Many feel that more time should be devoted to other assessments.

One-quarter of teachers and half of district administrators feel that too little time is paid discussing interim assessments. Forty-one percent of teachers, and 68 percent of district administrators, feel too little time is spent discussing formative assessments.

Parents, teachers, and district administrators all reported feeling stressed during assessment time.

Formative assessments:

  • Thirty-two percent of parents said formative assessments negatively affect their children through stress, and 35 percent said these assessments cause stress that negatively impacts their child’s motivation to learn.
  • Thirty-seven percent of teachers said they are negatively affected by formative assessment stress.
  • Twenty percent of district administrators said formative assessment stress has a negative impact on them.

Summative assessments:

  • Forty percent of parents said summative assessments negatively affect their children through stress, and 41 percent said these assessments cause stress that negatively impacts their child’s motivation to learn.
  • Sixty-three percent of teachers said they are negatively affected by summative assessment stress.
  • Fifty-two percent of district administrators said summative assessment stress has a negative impact on them.

Recommendations for assessment stakeholders

NWEA developed recommendations for assessment makers and policy makers, as well as for state and district leaders.

According to the organization, assessment makers and policy makers should:

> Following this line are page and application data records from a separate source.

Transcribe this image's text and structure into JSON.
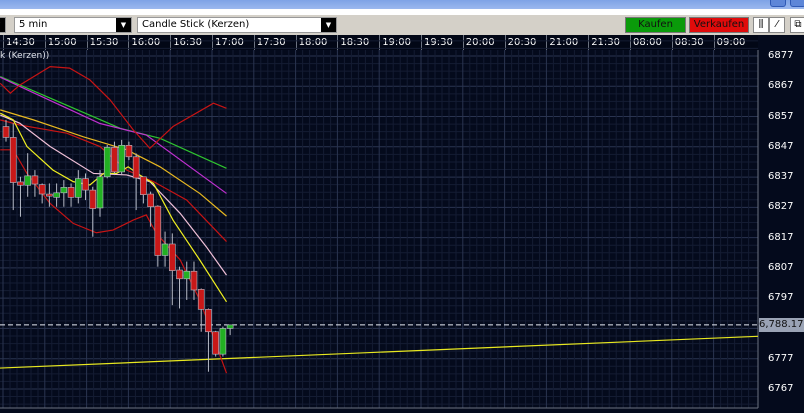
{
  "toolbar": {
    "interval": "5 min",
    "chart_type": "Candle Stick (Kerzen)",
    "buy": "Kaufen",
    "sell": "Verkaufen",
    "buy_color": "#0a9a0a",
    "sell_color": "#e00b0b"
  },
  "legend": "k (Kerzen))",
  "chart_data": {
    "type": "candlestick",
    "time_labels": [
      "14:30",
      "15:00",
      "15:30",
      "16:00",
      "16:30",
      "17:00",
      "17:30",
      "18:00",
      "18:30",
      "19:00",
      "19:30",
      "20:00",
      "20:30",
      "21:00",
      "21:30",
      "08:00",
      "08:30",
      "09:00"
    ],
    "price_labels": [
      "6877",
      "6867",
      "6857",
      "6847",
      "6837",
      "6827",
      "6817",
      "6807",
      "6797",
      "6777",
      "6767"
    ],
    "ylim": [
      6767,
      6877
    ],
    "last_price": "6,788.17",
    "last_price_value": 6788.17,
    "candles": [
      [
        6853.7,
        6855.9,
        6848.7,
        6850.1
      ],
      [
        6850.1,
        6854.8,
        6826.1,
        6835.2
      ],
      [
        6835.4,
        6837.1,
        6823.9,
        6834.3
      ],
      [
        6834.3,
        6844.9,
        6830.5,
        6837.4
      ],
      [
        6837.4,
        6839.3,
        6830.5,
        6834.7
      ],
      [
        6834.5,
        6834.9,
        6828.3,
        6831.4
      ],
      [
        6831.4,
        6834.9,
        6827.2,
        6830.7
      ],
      [
        6830.3,
        6834.9,
        6827.2,
        6831.8
      ],
      [
        6831.8,
        6836.0,
        6827.2,
        6833.6
      ],
      [
        6833.6,
        6834.9,
        6827.2,
        6830.3
      ],
      [
        6830.3,
        6839.3,
        6828.3,
        6836.5
      ],
      [
        6836.5,
        6838.2,
        6829.4,
        6832.7
      ],
      [
        6832.7,
        6833.8,
        6817.3,
        6826.6
      ],
      [
        6826.8,
        6839.3,
        6823.9,
        6837.1
      ],
      [
        6837.1,
        6847.6,
        6836.6,
        6846.8
      ],
      [
        6846.8,
        6848.7,
        6838.2,
        6838.7
      ],
      [
        6838.7,
        6849.3,
        6837.7,
        6847.5
      ],
      [
        6847.5,
        6848.7,
        6842.6,
        6843.7
      ],
      [
        6843.7,
        6844.8,
        6826.1,
        6836.7
      ],
      [
        6837.1,
        6837.1,
        6828.3,
        6831.2
      ],
      [
        6831.4,
        6832.2,
        6820.6,
        6827.2
      ],
      [
        6827.4,
        6827.7,
        6807.4,
        6811.1
      ],
      [
        6811.1,
        6819.0,
        6807.4,
        6814.9
      ],
      [
        6814.9,
        6818.4,
        6794.7,
        6806.1
      ],
      [
        6806.3,
        6807.4,
        6793.6,
        6803.4
      ],
      [
        6803.4,
        6809.1,
        6796.4,
        6805.9
      ],
      [
        6805.9,
        6809.1,
        6796.4,
        6799.7
      ],
      [
        6799.9,
        6800.2,
        6785.9,
        6793.3
      ],
      [
        6793.3,
        6793.6,
        6772.7,
        6785.9
      ],
      [
        6785.9,
        6786.2,
        6777.7,
        6778.5
      ],
      [
        6778.5,
        6787.6,
        6777.7,
        6787.0
      ],
      [
        6787.0,
        6788.2,
        6784.8,
        6788.17
      ]
    ],
    "indicators": [
      {
        "name": "ma-green",
        "color": "#2fc42f",
        "points": [
          [
            -0.8,
            6870.2
          ],
          [
            15.8,
            6853.1
          ],
          [
            21.3,
            6849.8
          ],
          [
            30.5,
            6839.9
          ]
        ]
      },
      {
        "name": "ma-magenta",
        "color": "#c030d0",
        "points": [
          [
            -0.8,
            6870.0
          ],
          [
            1.5,
            6867.4
          ],
          [
            13,
            6854.7
          ],
          [
            19.4,
            6850.9
          ],
          [
            30.5,
            6831.6
          ]
        ]
      },
      {
        "name": "bollinger-upper",
        "color": "#c81414",
        "points": [
          [
            -0.8,
            6868
          ],
          [
            0.6,
            6864.7
          ],
          [
            1.9,
            6867.4
          ],
          [
            6.1,
            6873.5
          ],
          [
            8.8,
            6873
          ],
          [
            11.6,
            6869.1
          ],
          [
            14.4,
            6862.5
          ],
          [
            17.6,
            6852.6
          ],
          [
            19.9,
            6846.5
          ],
          [
            23.1,
            6853.7
          ],
          [
            28.7,
            6861.4
          ],
          [
            30.5,
            6859.7
          ]
        ]
      },
      {
        "name": "bollinger-middle",
        "color": "#c81414",
        "points": [
          [
            -0.8,
            6855.9
          ],
          [
            1.9,
            6854.2
          ],
          [
            8.4,
            6851.5
          ],
          [
            13,
            6847.1
          ],
          [
            16.7,
            6839.3
          ],
          [
            20.4,
            6835.5
          ],
          [
            25,
            6829.4
          ],
          [
            30.5,
            6815.7
          ]
        ]
      },
      {
        "name": "bollinger-lower",
        "color": "#c81414",
        "points": [
          [
            -0.8,
            6846
          ],
          [
            1,
            6846
          ],
          [
            2.9,
            6838.2
          ],
          [
            6.1,
            6828.3
          ],
          [
            9.3,
            6821.7
          ],
          [
            12.5,
            6818.6
          ],
          [
            14.8,
            6819.5
          ],
          [
            17.6,
            6822.8
          ],
          [
            19.4,
            6824.5
          ],
          [
            20.8,
            6818.4
          ],
          [
            24.1,
            6809.6
          ],
          [
            26.8,
            6796.4
          ],
          [
            30.5,
            6772.2
          ]
        ]
      },
      {
        "name": "ma-gold",
        "color": "#e8b820",
        "points": [
          [
            -0.8,
            6859.2
          ],
          [
            3.8,
            6855.9
          ],
          [
            10.7,
            6850.3
          ],
          [
            16.7,
            6846
          ],
          [
            21.3,
            6840.4
          ],
          [
            26.8,
            6831.6
          ],
          [
            30.5,
            6824.1
          ]
        ]
      },
      {
        "name": "ma-pink",
        "color": "#f0c0d8",
        "points": [
          [
            -0.8,
            6857.5
          ],
          [
            1.9,
            6854.8
          ],
          [
            6.1,
            6847.1
          ],
          [
            12.1,
            6838.2
          ],
          [
            16.7,
            6837.7
          ],
          [
            19.9,
            6835.5
          ],
          [
            24.1,
            6825
          ],
          [
            27.7,
            6814
          ],
          [
            30.5,
            6804.6
          ]
        ]
      },
      {
        "name": "ma-yellow",
        "color": "#f0f020",
        "points": [
          [
            -0.8,
            6858.1
          ],
          [
            1,
            6855.9
          ],
          [
            2.9,
            6847.1
          ],
          [
            6.5,
            6839.3
          ],
          [
            9.3,
            6835.5
          ],
          [
            11.6,
            6834.4
          ],
          [
            13.5,
            6838.2
          ],
          [
            15.3,
            6838.2
          ],
          [
            16.9,
            6840.4
          ],
          [
            18.5,
            6837.7
          ],
          [
            20.4,
            6834.9
          ],
          [
            23.1,
            6822.8
          ],
          [
            26.8,
            6809.6
          ],
          [
            30.5,
            6795.8
          ]
        ]
      }
    ],
    "support_line": {
      "color": "#e8e820",
      "start_price": 6773.9,
      "end_price": 6784.4
    }
  }
}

  • Broaden the dialogue beyond summative assessments and high-stakes accountability.
  • Avoid tunnel vision and focus on more than English language arts and mathematics. Broaden the curriculum assessed and take the full measure of student learning.
  • Develop innovative ways to measure the application of thinking, learning and life skills.
  • Encourage local decision making on assessments that support learning.

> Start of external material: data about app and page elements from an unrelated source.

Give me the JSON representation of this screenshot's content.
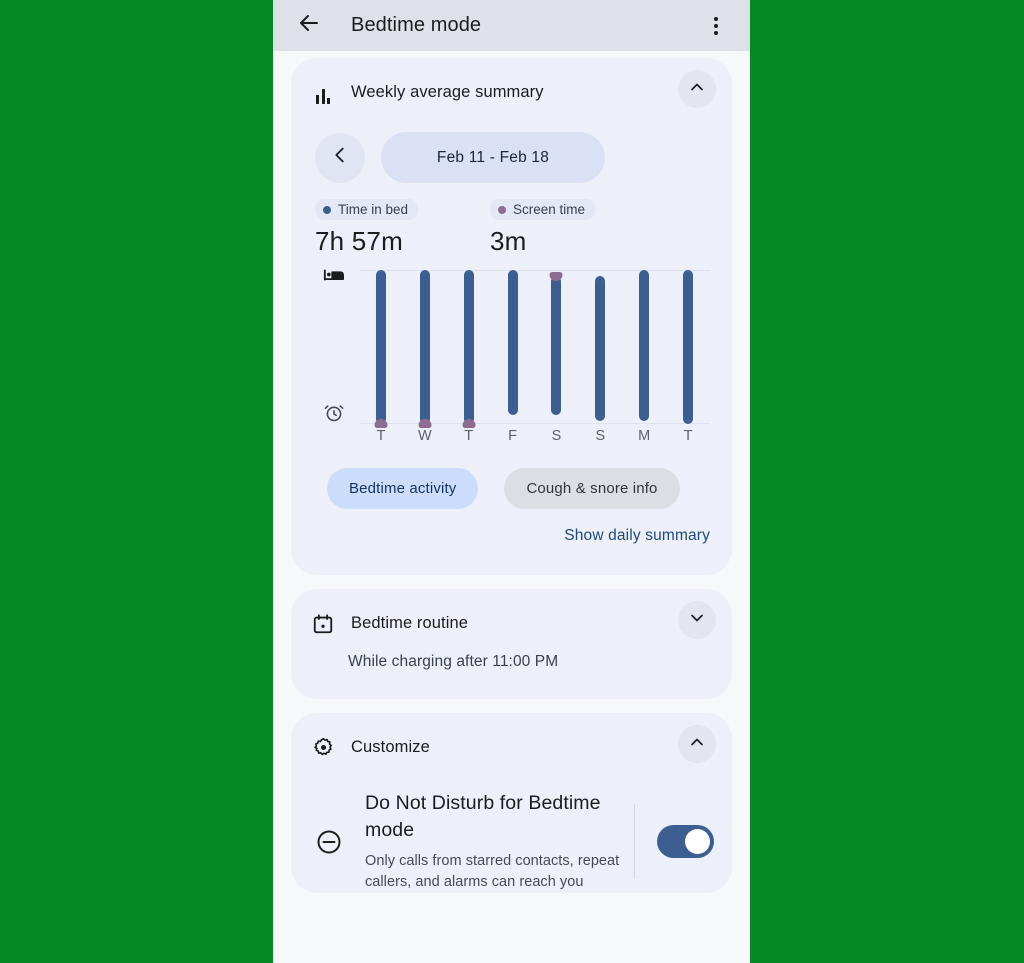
{
  "theme": {
    "page_background": "#048A24",
    "phone_background": "#F7F8FC",
    "appbar_background": "#DEE1E8",
    "card_background": "#EDF0F8",
    "accent_blue": "#3C5E91",
    "accent_purple": "#8D6E92",
    "chip_primary": "#CBDDFB",
    "chip_secondary": "#DCDEE3",
    "link_color": "#1F4A7C",
    "toggle_on": "#3C5E91"
  },
  "appbar": {
    "back_icon": "arrow-back-icon",
    "title": "Bedtime mode",
    "overflow_icon": "more-vert-icon"
  },
  "weekly_summary": {
    "icon": "bar-chart-icon",
    "title": "Weekly average summary",
    "expand_state": "expanded",
    "chevron_icon": "chevron-up-icon",
    "prev_week_icon": "chevron-left-icon",
    "date_range": "Feb 11 - Feb 18",
    "stats": [
      {
        "label": "Time in bed",
        "value": "7h 57m",
        "dot_color": "#3C5E91"
      },
      {
        "label": "Screen time",
        "value": "3m",
        "dot_color": "#8D6E92"
      }
    ],
    "axis_icons": {
      "top": "bed-icon",
      "bottom": "alarm-clock-icon"
    },
    "chips": [
      {
        "label": "Bedtime activity",
        "style": "primary"
      },
      {
        "label": "Cough & snore info",
        "style": "secondary"
      }
    ],
    "show_daily_summary": "Show daily summary"
  },
  "chart_data": {
    "type": "bar",
    "title": "Weekly average summary",
    "xlabel": "",
    "ylabel": "",
    "grid": true,
    "legend_position": "top",
    "categories": [
      "T",
      "W",
      "T",
      "F",
      "S",
      "S",
      "M",
      "T"
    ],
    "series": [
      {
        "name": "Time in bed",
        "color": "#3C5E91",
        "unit": "fraction of plot height (0 = wake/alarm line, 1 = bedtime line)",
        "bar_top": [
          1.0,
          1.0,
          1.0,
          1.0,
          0.96,
          0.96,
          1.0,
          1.0
        ],
        "bar_bottom": [
          0.0,
          0.0,
          0.0,
          0.06,
          0.06,
          0.02,
          0.02,
          0.0
        ]
      },
      {
        "name": "Screen time",
        "color": "#8D6E92",
        "markers": [
          {
            "category_index": 0,
            "position": "bottom"
          },
          {
            "category_index": 1,
            "position": "bottom"
          },
          {
            "category_index": 2,
            "position": "bottom"
          },
          {
            "category_index": 4,
            "position": "top"
          }
        ]
      }
    ]
  },
  "bedtime_routine": {
    "icon": "calendar-icon",
    "title": "Bedtime routine",
    "expand_state": "collapsed",
    "chevron_icon": "chevron-down-icon",
    "subtitle": "While charging after 11:00 PM"
  },
  "customize": {
    "icon": "gear-icon",
    "title": "Customize",
    "expand_state": "expanded",
    "chevron_icon": "chevron-up-icon",
    "items": [
      {
        "icon": "do-not-disturb-icon",
        "title": "Do Not Disturb for Bedtime mode",
        "description": "Only calls from starred contacts, repeat callers, and alarms can reach you",
        "toggle_state": "on"
      }
    ]
  }
}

State and district leaders should:

  • Share decision-making authority and responsibility for teaching and learning with teachers, principals, and school leaders.
  • Select assessments that provide useful and timely information.
  • Establish professional learning communities and provide training and time for educators to understand different assessments and make effective use of assessment data.
  • Dare to compare student data locally and nationally.

The survey included 1,024 K-12 classroom teachers, 1,009 parents of K-12 students, and 200 district administrators.

For more information about smart assessment practices, see:

Doing More with Less: How Informed Assessment Practices Can Help